See, Sprint 141 was my first one back after not doing any disciplined self-Scrumming, so I planned to do all this stuff. I had all this energy at my personal Sprint Planning session, where I looked over my Product Backlogs, grabbed the top-prioritized stories, threw ‘em into the Sprint Backlog for Sprint 141, and was all like, “Yeah! I’m gonna DO this! Do it all! All the things!”

Yyyyyeah – no. I did not.

My Sprint 141 velocity was 37 points, which is respectable for me (more on how I’ve assigned points to personal/ScrumOfOne stories in a future post), but in the Retrospective, I looked at the stories associated with those 37 points, and noticed two things:

  1. I didn’t get done even half of what I had planned for that two-week period.
  2. I got a lot of other stuff done.

This ‘other stuff’ was mainly in reaction to unforeseen …interruptions, e.g., a buddy visiting, striking while the iron is hot for a surprise date, sudden extra work at …work.

So there I was, at my own personal Retrospective, feeling both good and bad at the same time. Good because I got a decent amount of stuff done – I was productive! Bad because half of my accomplishments weren’t from the planned Sprint Backlog, which meant they weren’t the top-priority… the things that would move me most towards the respective visions per personal Product Backlog – I was not efficient!

This last part is a downer. It’s a downer because I had done this all the time: planning to do a set of things over two weeks, and at the end of the two weeks, never getting them done.

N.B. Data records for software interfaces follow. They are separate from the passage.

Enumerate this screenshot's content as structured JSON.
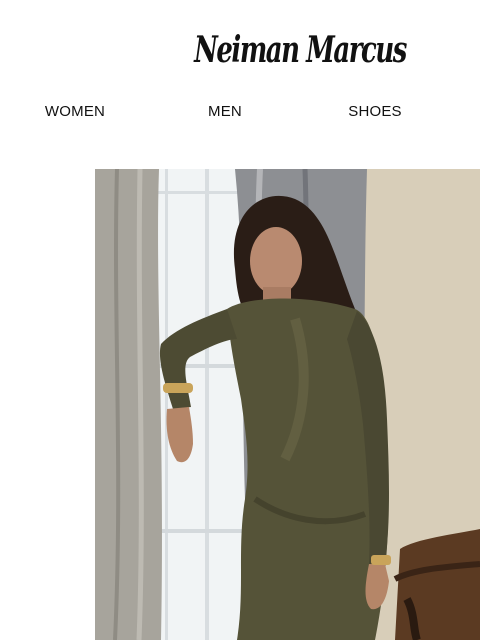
{
  "brand": {
    "logo_text": "Neiman Marcus"
  },
  "nav": {
    "items": [
      {
        "label": "WOMEN"
      },
      {
        "label": "MEN"
      },
      {
        "label": "SHOES"
      }
    ]
  },
  "hero": {
    "subject": "woman-in-olive-metallic-knit-dress-by-window",
    "colors": {
      "curtain": "#a6a39b",
      "window": "#f2f5f6",
      "wall": "#d8ceb9",
      "dress": "#545238",
      "skin": "#b98a70",
      "hair": "#2a1d16",
      "furniture": "#5b3a22"
    }
  }
}
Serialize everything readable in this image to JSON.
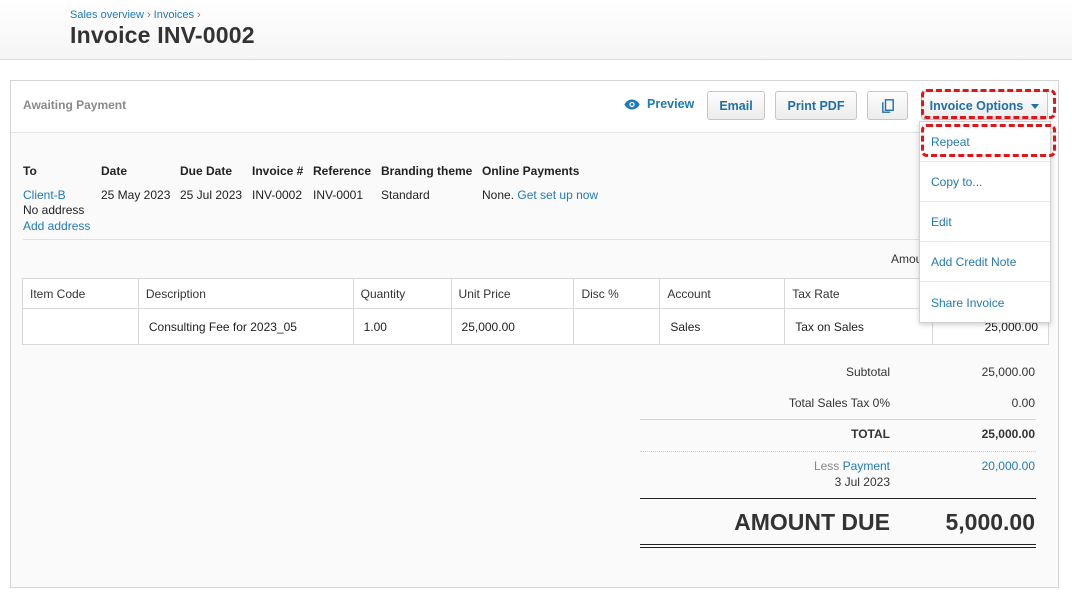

I have thus been injecting into my own life regular opportunities to show myself that I can’t get done what I planned, snowballing evidence of my inability to both commit and commit to myself! What’s a mother to do?

For just such situations (corporate teams encounter this, too), Scrum co-founder Jeff Sutherland recommends something called the ‘Interrupt Pattern‘. Essentially, be flexible to sudden direction changes by planning for less. Sprint Teams can do this by adding a buffer of points into their planned velocity, where this buffer is a placeholder for stories that suddenly crop up, like dealing with hot issues from a customer or a freak Y2K bug that was latent for 14 years.

For ScrumOfOne-rs like me, this means committing to fewer stories at the Sprint Planning, knowing that I will make up the rest of my bi-weekly productivity with either tactical accomplishments (reacting to life – stuff just came up) or strategic accomplishments (living proactively – stuff off my Product Backlogs).

This improvement to Sprint Planning was the more interesting Kaizen to come out of the last Retrospective. The piece of improvement I’m applying to this Sprint 142 is to push daily to complete a planned 1-point story. This ensures I’m doing something each day to refine myself. Today, that 1-point story is pumping out the weekly blog post.

Tomorrow, that 1-point story might well be to buy some of that caulk I’ve heard so much about…